I was teaching a physics class on Uniform Circular motion the other day which made me think about the concept of a circle.
A circle is defined as the locus of all points equidistant from a center. As any school kid can tell you a circle has both a circumference and a diameter and the relationship between the two is:
C = Pi*d
where C = Circumference
d = diamater (or 2 *radius)
Now Pi is an irrational number that does not terminate. So that we cannot say with 100% surety what its value is.
Therefore if we know exactly what the circles diameter is there will always be some uncertainty with respect to its circumference and if we know its circumference then its diameter is in doubt.
So we cannot know both its diameter and its circumference. Since a circle has to have both a defineable circumference and diameter. We run into a mathematical paradox.
A number of resolutions to this paradox are:
a. Circles don't exist. Neither do other conics dependent on Pi for dimensions.
b. Pi is in reality a rational number.
c. Higher Dimensions account for the uncertainty in circle geometry (ie. 2-D Euclidean Geometry is a simplification even in the flattest worlds) - A String Theory type of Approach.
d. Pi is not a constant but fluctuates somehow creating an illusion of existence.

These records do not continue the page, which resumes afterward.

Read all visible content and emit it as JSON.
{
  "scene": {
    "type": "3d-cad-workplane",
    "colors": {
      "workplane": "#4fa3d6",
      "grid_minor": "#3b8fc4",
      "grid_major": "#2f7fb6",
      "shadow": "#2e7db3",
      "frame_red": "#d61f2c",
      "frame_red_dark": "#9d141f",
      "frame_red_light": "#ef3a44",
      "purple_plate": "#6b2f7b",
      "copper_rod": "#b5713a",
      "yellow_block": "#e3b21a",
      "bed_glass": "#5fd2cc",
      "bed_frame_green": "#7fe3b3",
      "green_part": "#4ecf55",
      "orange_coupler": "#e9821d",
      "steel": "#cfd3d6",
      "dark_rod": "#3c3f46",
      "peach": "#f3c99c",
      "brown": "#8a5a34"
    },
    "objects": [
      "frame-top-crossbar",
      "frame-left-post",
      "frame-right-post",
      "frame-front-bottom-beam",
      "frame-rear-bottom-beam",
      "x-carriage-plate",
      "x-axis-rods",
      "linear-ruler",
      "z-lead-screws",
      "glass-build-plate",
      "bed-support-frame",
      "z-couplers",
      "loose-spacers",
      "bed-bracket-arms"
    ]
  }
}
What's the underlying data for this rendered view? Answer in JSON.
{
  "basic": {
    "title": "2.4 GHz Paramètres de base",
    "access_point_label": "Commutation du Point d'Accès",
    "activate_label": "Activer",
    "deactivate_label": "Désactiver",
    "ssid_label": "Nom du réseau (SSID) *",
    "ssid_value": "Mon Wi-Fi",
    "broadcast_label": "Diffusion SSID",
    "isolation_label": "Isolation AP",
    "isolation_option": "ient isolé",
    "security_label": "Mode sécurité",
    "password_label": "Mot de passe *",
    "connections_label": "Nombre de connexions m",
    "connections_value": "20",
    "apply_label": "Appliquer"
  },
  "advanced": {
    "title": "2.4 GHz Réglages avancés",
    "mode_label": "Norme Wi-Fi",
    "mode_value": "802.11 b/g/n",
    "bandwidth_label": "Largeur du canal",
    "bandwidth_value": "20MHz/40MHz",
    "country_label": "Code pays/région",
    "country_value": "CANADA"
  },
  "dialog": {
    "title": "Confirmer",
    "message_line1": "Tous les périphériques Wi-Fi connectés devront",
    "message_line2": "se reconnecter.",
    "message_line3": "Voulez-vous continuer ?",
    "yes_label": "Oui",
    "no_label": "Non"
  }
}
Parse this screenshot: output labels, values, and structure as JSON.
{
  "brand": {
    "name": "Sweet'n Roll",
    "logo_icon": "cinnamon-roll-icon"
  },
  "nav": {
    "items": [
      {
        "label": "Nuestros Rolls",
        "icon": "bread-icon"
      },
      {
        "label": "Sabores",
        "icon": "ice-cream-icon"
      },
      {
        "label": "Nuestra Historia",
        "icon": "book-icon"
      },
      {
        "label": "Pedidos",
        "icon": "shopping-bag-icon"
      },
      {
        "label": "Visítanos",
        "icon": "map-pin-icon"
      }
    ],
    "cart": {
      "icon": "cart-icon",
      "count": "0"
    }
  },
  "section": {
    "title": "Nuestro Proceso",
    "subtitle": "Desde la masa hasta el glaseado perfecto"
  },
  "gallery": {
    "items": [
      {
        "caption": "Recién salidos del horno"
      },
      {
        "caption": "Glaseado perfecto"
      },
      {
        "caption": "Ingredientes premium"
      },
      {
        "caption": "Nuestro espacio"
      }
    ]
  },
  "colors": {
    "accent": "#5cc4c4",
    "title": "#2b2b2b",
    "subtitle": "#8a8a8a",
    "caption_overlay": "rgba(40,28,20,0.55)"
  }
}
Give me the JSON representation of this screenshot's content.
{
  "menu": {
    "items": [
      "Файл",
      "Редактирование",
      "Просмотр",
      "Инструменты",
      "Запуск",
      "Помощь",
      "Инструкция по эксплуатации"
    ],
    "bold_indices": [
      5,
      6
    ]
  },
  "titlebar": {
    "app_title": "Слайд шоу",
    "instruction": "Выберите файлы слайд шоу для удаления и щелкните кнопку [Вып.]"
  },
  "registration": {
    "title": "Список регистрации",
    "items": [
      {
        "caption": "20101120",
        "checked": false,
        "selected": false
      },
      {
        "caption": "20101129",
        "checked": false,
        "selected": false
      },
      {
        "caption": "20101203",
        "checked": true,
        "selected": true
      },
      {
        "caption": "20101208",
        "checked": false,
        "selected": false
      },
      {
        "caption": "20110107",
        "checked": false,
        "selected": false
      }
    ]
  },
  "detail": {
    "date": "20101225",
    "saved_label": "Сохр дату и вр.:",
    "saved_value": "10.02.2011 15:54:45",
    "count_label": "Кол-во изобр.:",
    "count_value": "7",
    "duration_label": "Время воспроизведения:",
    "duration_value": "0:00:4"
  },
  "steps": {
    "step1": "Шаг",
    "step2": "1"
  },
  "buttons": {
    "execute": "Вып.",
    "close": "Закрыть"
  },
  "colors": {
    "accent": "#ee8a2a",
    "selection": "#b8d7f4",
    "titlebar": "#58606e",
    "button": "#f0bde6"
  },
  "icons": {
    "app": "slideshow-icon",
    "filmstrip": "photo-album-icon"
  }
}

Another point to consider is whether circle uncertainty is the mechanism behind Heisenberg Indeterminancy? Does it also effect observation and if so how? Its worth thinking about.